-- DATA SECTION follows --
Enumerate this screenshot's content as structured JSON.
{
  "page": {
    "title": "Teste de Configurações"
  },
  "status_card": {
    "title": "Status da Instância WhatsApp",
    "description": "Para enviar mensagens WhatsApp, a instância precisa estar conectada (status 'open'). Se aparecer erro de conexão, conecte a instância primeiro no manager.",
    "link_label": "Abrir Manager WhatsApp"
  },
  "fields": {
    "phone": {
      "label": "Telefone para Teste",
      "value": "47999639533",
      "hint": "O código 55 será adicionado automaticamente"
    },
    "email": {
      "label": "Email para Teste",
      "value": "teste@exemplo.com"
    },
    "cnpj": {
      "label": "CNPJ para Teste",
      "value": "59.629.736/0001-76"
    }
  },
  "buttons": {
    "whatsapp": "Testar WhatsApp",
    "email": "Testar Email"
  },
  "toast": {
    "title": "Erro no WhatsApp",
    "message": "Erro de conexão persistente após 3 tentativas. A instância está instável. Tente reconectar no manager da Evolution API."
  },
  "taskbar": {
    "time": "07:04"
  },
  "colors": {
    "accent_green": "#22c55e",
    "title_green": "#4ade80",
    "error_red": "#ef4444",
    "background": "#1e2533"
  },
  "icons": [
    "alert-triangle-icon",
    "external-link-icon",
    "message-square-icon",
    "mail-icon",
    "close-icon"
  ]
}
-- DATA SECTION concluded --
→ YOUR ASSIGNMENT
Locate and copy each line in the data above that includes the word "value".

→ RESPONSE BOX
      "value": "47999639533",
      "value": "teste@exemplo.com"
      "value": "59.629.736/0001-76"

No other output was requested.